_Work to be completed_
Set down precisely the lines from the line with "Read all visible content and emit it as JSON." through the end of the material, inclusive, and no pictures.
>>>
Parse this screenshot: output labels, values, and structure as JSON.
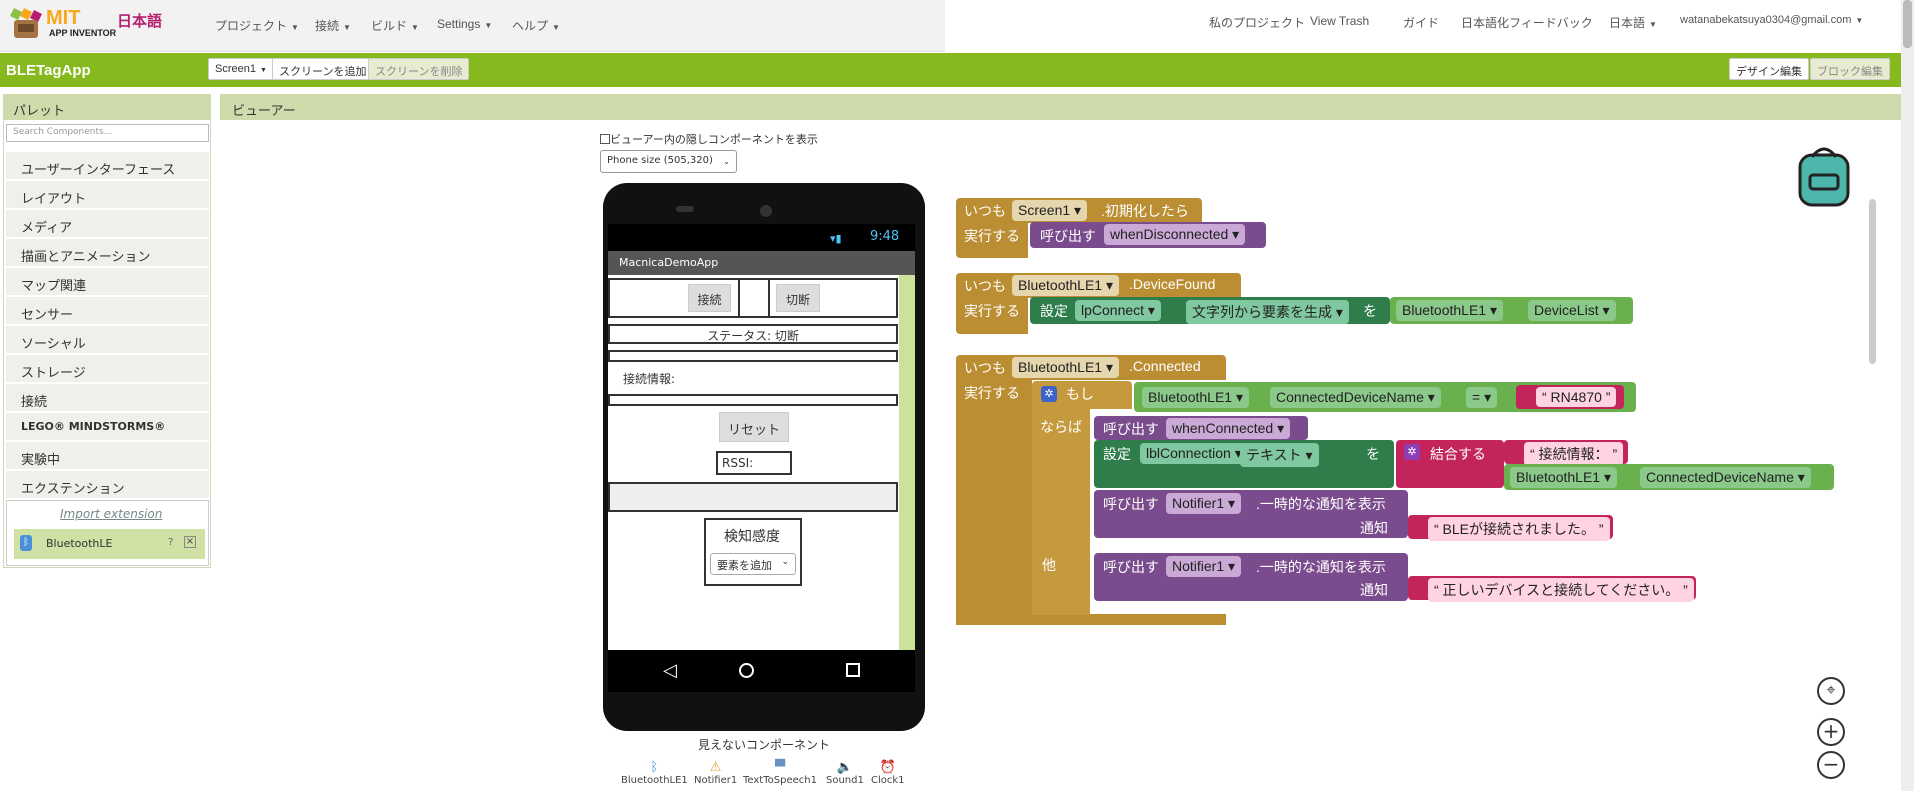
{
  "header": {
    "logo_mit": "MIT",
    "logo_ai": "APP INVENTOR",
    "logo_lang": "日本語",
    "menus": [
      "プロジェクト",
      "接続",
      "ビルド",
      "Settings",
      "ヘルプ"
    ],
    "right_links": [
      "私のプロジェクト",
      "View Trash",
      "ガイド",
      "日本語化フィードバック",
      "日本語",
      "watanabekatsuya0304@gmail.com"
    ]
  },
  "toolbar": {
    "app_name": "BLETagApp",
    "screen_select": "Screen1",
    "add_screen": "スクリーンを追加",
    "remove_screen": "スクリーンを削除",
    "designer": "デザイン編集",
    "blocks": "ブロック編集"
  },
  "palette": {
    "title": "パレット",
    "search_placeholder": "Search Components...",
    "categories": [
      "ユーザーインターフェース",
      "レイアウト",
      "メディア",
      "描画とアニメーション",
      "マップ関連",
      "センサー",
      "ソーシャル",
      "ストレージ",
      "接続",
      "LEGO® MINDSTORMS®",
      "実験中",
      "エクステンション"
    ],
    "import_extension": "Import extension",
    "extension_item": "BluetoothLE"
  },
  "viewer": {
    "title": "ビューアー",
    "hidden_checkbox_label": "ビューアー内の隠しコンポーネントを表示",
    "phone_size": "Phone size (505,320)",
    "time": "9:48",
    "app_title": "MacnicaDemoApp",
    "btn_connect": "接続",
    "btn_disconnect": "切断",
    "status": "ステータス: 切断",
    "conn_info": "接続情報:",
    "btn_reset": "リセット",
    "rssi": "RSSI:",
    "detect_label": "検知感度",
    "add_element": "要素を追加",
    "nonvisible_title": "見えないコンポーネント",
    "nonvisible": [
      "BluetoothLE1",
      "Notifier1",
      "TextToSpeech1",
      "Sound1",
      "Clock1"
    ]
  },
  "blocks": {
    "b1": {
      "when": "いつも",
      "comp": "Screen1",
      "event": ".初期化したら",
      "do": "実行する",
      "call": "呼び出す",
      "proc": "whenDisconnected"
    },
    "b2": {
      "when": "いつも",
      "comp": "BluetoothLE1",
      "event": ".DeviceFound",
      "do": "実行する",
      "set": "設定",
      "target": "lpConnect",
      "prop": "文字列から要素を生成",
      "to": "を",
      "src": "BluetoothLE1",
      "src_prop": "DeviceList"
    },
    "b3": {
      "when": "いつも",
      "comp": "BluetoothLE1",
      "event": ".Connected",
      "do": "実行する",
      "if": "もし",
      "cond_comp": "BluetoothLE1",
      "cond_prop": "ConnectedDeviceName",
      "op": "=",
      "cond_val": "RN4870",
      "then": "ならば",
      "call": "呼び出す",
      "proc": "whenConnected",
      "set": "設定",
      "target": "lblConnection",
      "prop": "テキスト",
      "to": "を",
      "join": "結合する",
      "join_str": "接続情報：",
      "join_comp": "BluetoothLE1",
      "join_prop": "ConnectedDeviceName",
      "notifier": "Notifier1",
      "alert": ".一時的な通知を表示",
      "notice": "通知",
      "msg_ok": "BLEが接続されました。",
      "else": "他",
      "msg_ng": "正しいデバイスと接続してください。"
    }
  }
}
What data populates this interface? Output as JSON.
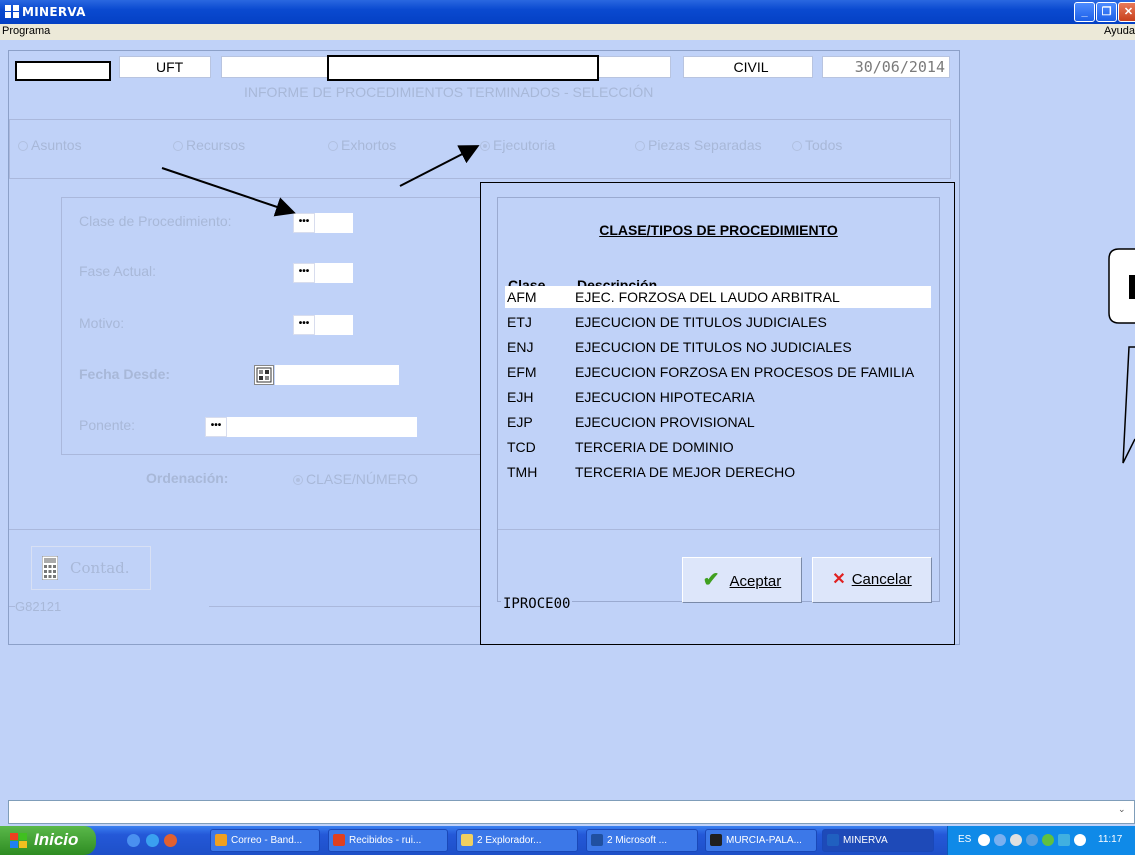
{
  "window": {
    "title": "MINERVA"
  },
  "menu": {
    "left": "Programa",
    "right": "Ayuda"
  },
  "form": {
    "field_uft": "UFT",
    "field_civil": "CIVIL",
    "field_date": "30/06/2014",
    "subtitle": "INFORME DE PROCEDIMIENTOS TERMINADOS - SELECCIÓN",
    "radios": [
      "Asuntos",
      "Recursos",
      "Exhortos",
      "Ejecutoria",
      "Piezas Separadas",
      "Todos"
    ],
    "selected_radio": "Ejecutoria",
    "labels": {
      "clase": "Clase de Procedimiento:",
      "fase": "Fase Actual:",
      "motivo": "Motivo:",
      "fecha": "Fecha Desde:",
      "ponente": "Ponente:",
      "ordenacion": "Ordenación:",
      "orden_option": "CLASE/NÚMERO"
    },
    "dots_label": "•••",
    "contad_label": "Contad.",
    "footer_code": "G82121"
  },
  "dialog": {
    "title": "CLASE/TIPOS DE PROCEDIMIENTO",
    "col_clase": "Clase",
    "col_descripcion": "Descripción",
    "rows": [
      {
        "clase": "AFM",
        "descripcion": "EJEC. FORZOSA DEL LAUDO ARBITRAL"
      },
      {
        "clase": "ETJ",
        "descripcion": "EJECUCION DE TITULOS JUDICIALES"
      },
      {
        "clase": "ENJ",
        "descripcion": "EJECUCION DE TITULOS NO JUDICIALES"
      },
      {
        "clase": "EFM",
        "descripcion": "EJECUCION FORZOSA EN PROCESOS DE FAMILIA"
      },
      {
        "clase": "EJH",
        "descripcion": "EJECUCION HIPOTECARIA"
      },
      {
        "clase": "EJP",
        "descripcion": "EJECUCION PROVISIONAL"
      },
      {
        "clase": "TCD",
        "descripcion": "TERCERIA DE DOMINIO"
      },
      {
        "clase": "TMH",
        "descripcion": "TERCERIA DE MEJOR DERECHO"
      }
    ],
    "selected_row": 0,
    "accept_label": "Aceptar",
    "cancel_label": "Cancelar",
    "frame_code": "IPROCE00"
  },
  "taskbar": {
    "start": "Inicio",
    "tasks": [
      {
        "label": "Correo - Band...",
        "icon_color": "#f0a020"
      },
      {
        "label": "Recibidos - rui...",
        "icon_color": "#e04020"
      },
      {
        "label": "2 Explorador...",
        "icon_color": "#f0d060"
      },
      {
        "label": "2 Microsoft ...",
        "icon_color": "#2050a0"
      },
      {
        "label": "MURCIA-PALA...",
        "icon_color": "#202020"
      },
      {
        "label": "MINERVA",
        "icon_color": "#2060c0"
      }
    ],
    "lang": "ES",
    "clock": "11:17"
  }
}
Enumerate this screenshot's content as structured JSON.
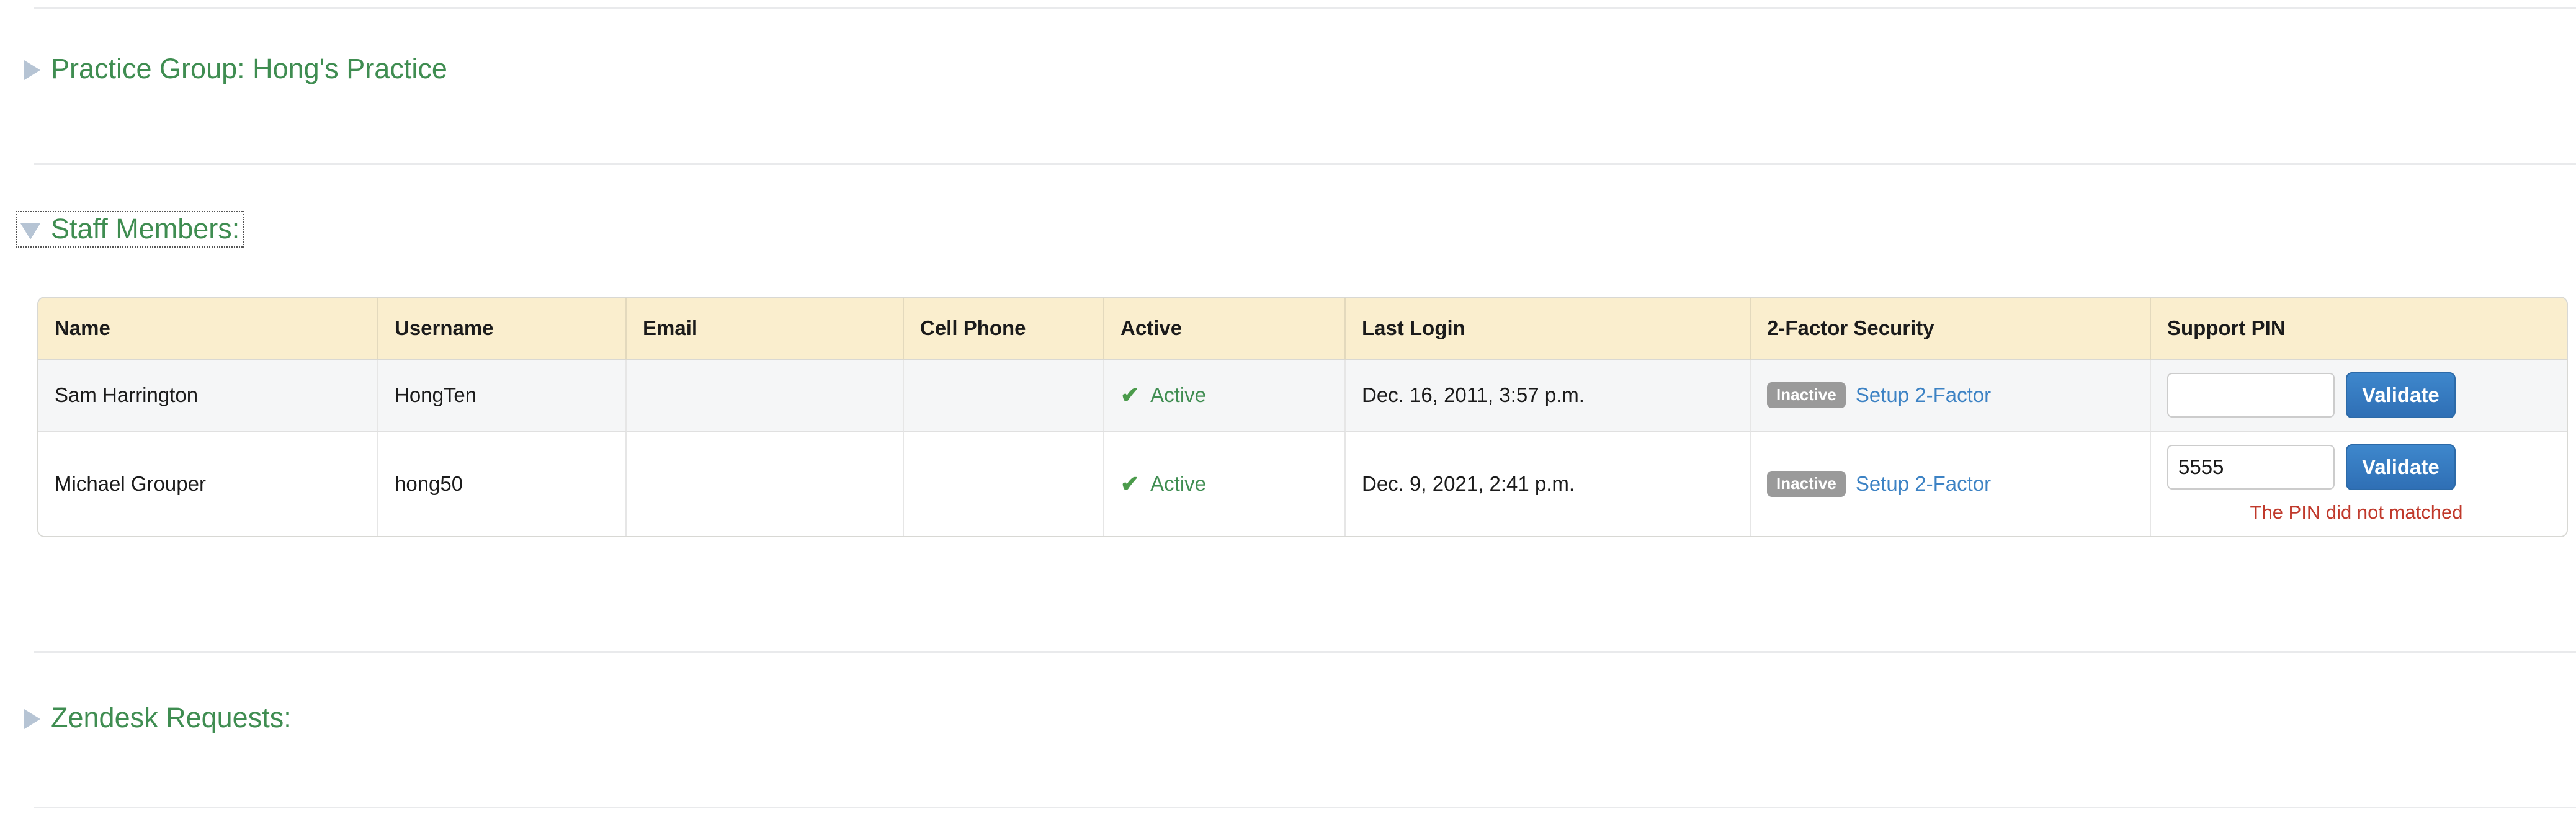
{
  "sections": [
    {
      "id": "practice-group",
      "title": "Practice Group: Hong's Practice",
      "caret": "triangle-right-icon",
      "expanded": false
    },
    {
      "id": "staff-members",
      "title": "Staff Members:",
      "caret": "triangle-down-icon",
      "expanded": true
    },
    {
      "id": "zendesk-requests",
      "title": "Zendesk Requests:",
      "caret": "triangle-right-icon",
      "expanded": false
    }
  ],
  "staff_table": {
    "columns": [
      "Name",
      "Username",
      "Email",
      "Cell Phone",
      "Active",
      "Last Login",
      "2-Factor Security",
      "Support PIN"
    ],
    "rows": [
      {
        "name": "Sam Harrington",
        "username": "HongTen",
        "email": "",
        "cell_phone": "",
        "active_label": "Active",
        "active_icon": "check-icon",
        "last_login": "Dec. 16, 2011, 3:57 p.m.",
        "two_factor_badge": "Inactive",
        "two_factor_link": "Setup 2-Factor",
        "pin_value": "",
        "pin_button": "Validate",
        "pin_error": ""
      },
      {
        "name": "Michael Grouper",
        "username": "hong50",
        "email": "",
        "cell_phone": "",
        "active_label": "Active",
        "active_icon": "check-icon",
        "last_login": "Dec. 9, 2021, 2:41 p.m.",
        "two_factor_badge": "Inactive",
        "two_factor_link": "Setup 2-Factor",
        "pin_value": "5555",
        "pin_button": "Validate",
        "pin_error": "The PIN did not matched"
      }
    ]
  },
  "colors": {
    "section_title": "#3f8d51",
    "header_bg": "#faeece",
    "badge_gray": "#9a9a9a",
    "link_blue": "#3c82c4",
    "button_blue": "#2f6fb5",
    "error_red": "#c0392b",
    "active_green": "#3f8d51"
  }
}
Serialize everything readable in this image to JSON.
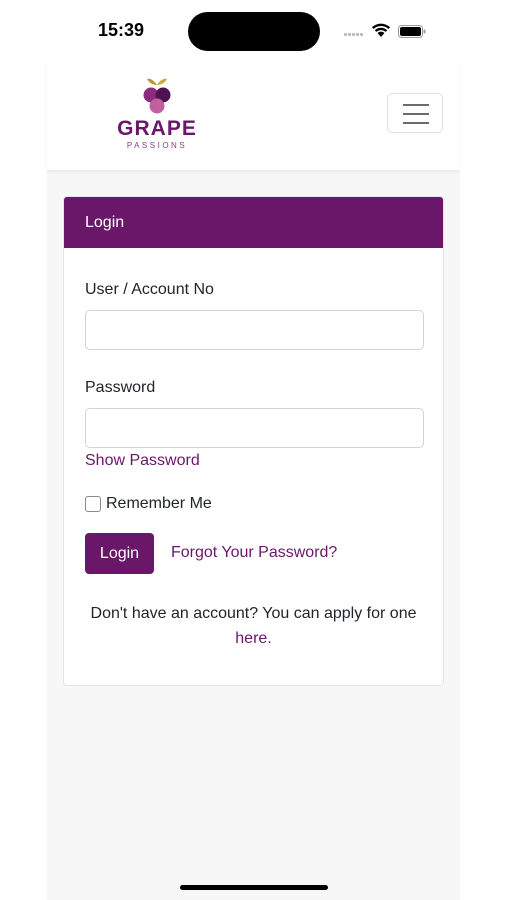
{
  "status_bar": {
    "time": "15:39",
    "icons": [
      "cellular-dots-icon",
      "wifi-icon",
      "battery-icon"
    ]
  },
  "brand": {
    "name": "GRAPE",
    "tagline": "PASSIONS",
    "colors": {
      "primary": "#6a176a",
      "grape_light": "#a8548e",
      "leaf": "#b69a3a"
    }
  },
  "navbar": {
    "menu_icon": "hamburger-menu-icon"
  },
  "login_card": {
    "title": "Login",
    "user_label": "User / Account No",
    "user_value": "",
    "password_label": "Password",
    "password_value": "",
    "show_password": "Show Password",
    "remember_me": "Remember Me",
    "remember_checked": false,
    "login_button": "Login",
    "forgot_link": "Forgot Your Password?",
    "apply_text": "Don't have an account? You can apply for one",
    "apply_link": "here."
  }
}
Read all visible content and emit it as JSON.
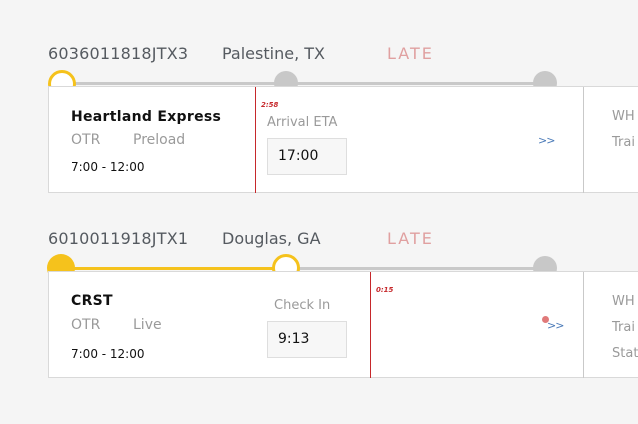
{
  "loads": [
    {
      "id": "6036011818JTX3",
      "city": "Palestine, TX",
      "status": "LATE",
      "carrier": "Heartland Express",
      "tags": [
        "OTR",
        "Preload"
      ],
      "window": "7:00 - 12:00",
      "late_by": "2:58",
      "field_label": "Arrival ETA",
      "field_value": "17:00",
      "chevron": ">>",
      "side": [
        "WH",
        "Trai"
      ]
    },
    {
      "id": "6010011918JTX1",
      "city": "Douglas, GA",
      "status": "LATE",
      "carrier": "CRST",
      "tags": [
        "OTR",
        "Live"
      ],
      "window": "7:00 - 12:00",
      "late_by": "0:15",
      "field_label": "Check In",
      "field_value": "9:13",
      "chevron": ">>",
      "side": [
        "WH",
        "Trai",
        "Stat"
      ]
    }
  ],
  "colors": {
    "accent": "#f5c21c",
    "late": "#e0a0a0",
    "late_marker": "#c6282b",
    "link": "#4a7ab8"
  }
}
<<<
_Problem solution_
Read all visible content and emit it as JSON.
{
  "loads": [
    {
      "id": "6036011818JTX3",
      "city": "Palestine, TX",
      "status": "LATE",
      "carrier": "Heartland Express",
      "tags": [
        "OTR",
        "Preload"
      ],
      "window": "7:00 - 12:00",
      "late_by": "2:58",
      "field_label": "Arrival ETA",
      "field_value": "17:00",
      "chevron": ">>",
      "side": [
        "WH",
        "Trai"
      ]
    },
    {
      "id": "6010011918JTX1",
      "city": "Douglas, GA",
      "status": "LATE",
      "carrier": "CRST",
      "tags": [
        "OTR",
        "Live"
      ],
      "window": "7:00 - 12:00",
      "late_by": "0:15",
      "field_label": "Check In",
      "field_value": "9:13",
      "chevron": ">>",
      "side": [
        "WH",
        "Trai",
        "Stat"
      ]
    }
  ],
  "colors": {
    "accent": "#f5c21c",
    "late": "#e0a0a0",
    "late_marker": "#c6282b",
    "link": "#4a7ab8"
  }
}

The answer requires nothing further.